#### Input data
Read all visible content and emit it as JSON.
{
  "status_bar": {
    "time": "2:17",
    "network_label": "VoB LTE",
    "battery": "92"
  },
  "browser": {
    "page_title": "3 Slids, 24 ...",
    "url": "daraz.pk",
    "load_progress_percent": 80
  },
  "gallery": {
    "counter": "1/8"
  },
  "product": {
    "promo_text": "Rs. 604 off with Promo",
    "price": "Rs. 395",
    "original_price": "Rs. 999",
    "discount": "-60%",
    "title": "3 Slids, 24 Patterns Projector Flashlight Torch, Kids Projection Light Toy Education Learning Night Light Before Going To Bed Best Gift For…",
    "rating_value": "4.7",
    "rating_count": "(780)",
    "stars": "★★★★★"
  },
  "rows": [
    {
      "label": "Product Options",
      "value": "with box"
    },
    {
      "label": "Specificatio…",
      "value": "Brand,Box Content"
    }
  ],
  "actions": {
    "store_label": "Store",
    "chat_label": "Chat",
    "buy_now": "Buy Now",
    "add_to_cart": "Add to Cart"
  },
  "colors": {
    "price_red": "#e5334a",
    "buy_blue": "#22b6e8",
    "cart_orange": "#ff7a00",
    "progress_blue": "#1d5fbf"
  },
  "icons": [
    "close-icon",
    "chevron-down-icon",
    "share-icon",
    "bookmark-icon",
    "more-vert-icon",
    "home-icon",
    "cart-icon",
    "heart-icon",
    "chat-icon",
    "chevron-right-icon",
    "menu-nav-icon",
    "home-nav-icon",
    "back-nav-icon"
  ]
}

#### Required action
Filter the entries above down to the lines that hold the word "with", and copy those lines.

#### Solution for this problem
    "promo_text": "Rs. 604 off with Promo",
      "value": "with box"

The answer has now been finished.